Copy each line from the entries that the word "exercises" appears in.

===== Source material

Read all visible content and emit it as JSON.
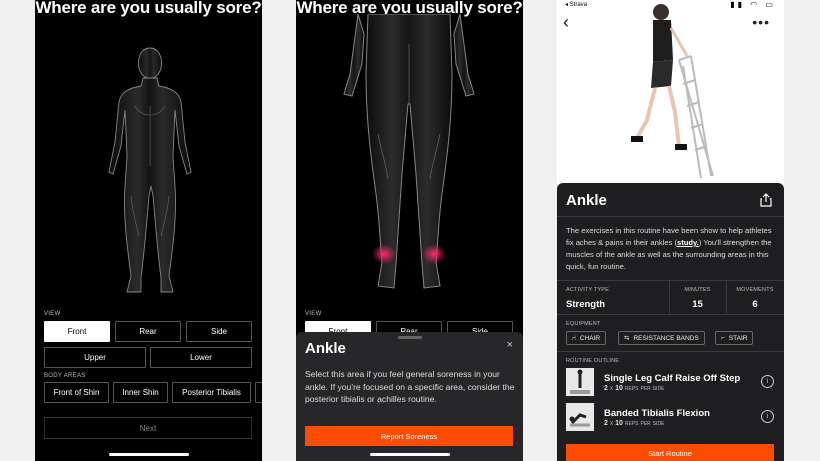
{
  "screen1": {
    "title": "Where are you usually sore?",
    "view_label": "VIEW",
    "view_buttons": [
      "Front",
      "Rear",
      "Side"
    ],
    "region_buttons": [
      "Upper",
      "Lower"
    ],
    "body_areas_label": "BODY AREAS",
    "body_areas": [
      "Front of Shin",
      "Inner Shin",
      "Posterior Tibialis"
    ],
    "next_label": "Next"
  },
  "screen2": {
    "title": "Where are you usually sore?",
    "view_label": "VIEW",
    "view_buttons": [
      "Front",
      "Rear",
      "Side"
    ],
    "sheet": {
      "title": "Ankle",
      "close": "×",
      "description": "Select this area if you feel general soreness in your ankle. If you're focused on a specific area, consider the posterior tibialis or achilles routine.",
      "button": "Report Soreness"
    }
  },
  "screen3": {
    "status_back": "◂ Strava",
    "routine_title": "Ankle",
    "desc_before": "The exercises in this routine have been show to help athletes fix aches & pains in their ankles (",
    "desc_link": "study.",
    "desc_after": ") You'll strengthen the muscles of the ankle as well as the surrounding areas in this quick, fun routine.",
    "activity_type_label": "ACTIVITY TYPE",
    "activity_type": "Strength",
    "minutes_label": "MINUTES",
    "minutes": "15",
    "movements_label": "MOVEMENTS",
    "movements": "6",
    "equipment_label": "EQUIPMENT",
    "equipment": [
      "CHAIR",
      "RESISTANCE BANDS",
      "STAIR"
    ],
    "outline_label": "ROUTINE OUTLINE",
    "exercises": [
      {
        "name": "Single Leg Calf Raise Off Step",
        "sets": "2",
        "x": "X",
        "reps": "10",
        "reps_label": "REPS",
        "per": "PER",
        "side": "SIDE"
      },
      {
        "name": "Banded Tibialis Flexion",
        "sets": "2",
        "x": "X",
        "reps": "10",
        "reps_label": "REPS",
        "per": "PER",
        "side": "SIDE"
      }
    ],
    "start_button": "Start Routine"
  },
  "colors": {
    "accent": "#fc4c02",
    "highlight": "#e0205a",
    "card": "#1e1e20"
  }
}
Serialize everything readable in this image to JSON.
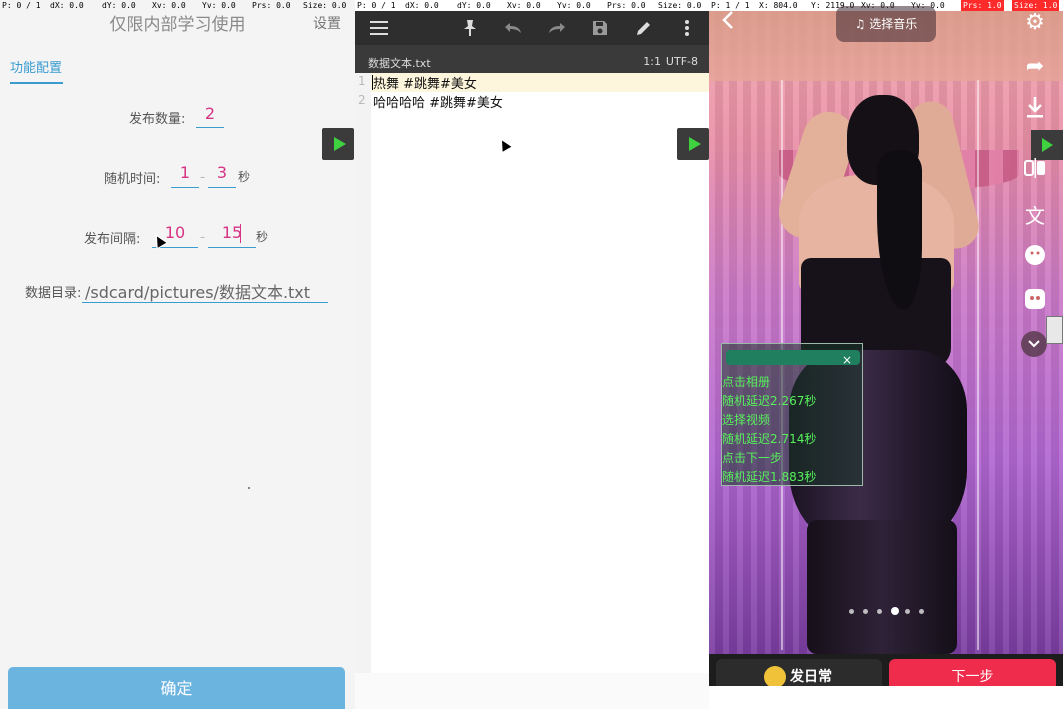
{
  "pointer_bar_1": {
    "p": "P: 0 / 1",
    "dx": "dX: 0.0",
    "dy": "dY: 0.0",
    "xv": "Xv: 0.0",
    "yv": "Yv: 0.0",
    "prs": "Prs: 0.0",
    "size": "Size: 0.0"
  },
  "pointer_bar_2": {
    "p": "P: 0 / 1",
    "dx": "dX: 0.0",
    "dy": "dY: 0.0",
    "xv": "Xv: 0.0",
    "yv": "Yv: 0.0",
    "prs": "Prs: 0.0",
    "size": "Size: 0.0"
  },
  "pointer_bar_3": {
    "p": "P: 1 / 1",
    "x": "X: 804.0",
    "y": "Y: 2119.0",
    "xv": "Xv: 0.0",
    "yv": "Yv: 0.0",
    "prs": "Prs: 1.0",
    "size": "Size: 1.0"
  },
  "config": {
    "title": "仅限内部学习使用",
    "settings_label": "设置",
    "tab_label": "功能配置",
    "publish_count_label": "发布数量:",
    "publish_count_value": "2",
    "random_time_label": "随机时间:",
    "random_time_min": "1",
    "random_time_max": "3",
    "random_time_unit": "秒",
    "publish_interval_label": "发布间隔:",
    "publish_interval_min": "10",
    "publish_interval_max": "15",
    "publish_interval_unit": "秒",
    "range_separator": "–",
    "data_dir_label": "数据目录:",
    "data_dir_value": "/sdcard/pictures/数据文本.txt",
    "confirm_label": "确定"
  },
  "editor": {
    "filename": "数据文本.txt",
    "cursor_pos": "1:1",
    "encoding": "UTF-8",
    "lines": [
      {
        "num": "1",
        "text": "热舞 #跳舞#美女"
      },
      {
        "num": "2",
        "text": "哈哈哈哈 #跳舞#美女"
      }
    ]
  },
  "video": {
    "music_label": "选择音乐",
    "log_lines": [
      "点击相册",
      "随机延迟2.267秒",
      "选择视频",
      "随机延迟2.714秒",
      "点击下一步",
      "随机延迟1.883秒"
    ],
    "daily_label": "发日常",
    "next_label": "下一步",
    "log_close": "×",
    "page_dot_count": 6,
    "page_dot_active_index": 3
  },
  "icons": {
    "menu": "hamburger-icon",
    "pin": "pin-icon",
    "undo": "undo-icon",
    "redo": "redo-icon",
    "save": "save-icon",
    "edit": "pencil-icon",
    "more": "more-vert-icon"
  },
  "colors": {
    "accent_blue": "#3a9bd0",
    "value_pink": "#d63384",
    "log_green": "#56f05a",
    "next_red": "#f02c4c"
  }
}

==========

Solution below:
    "desc_before": "The exercises in this routine have been show to help athletes fix aches & pains in their ankles (",
    "exercises": [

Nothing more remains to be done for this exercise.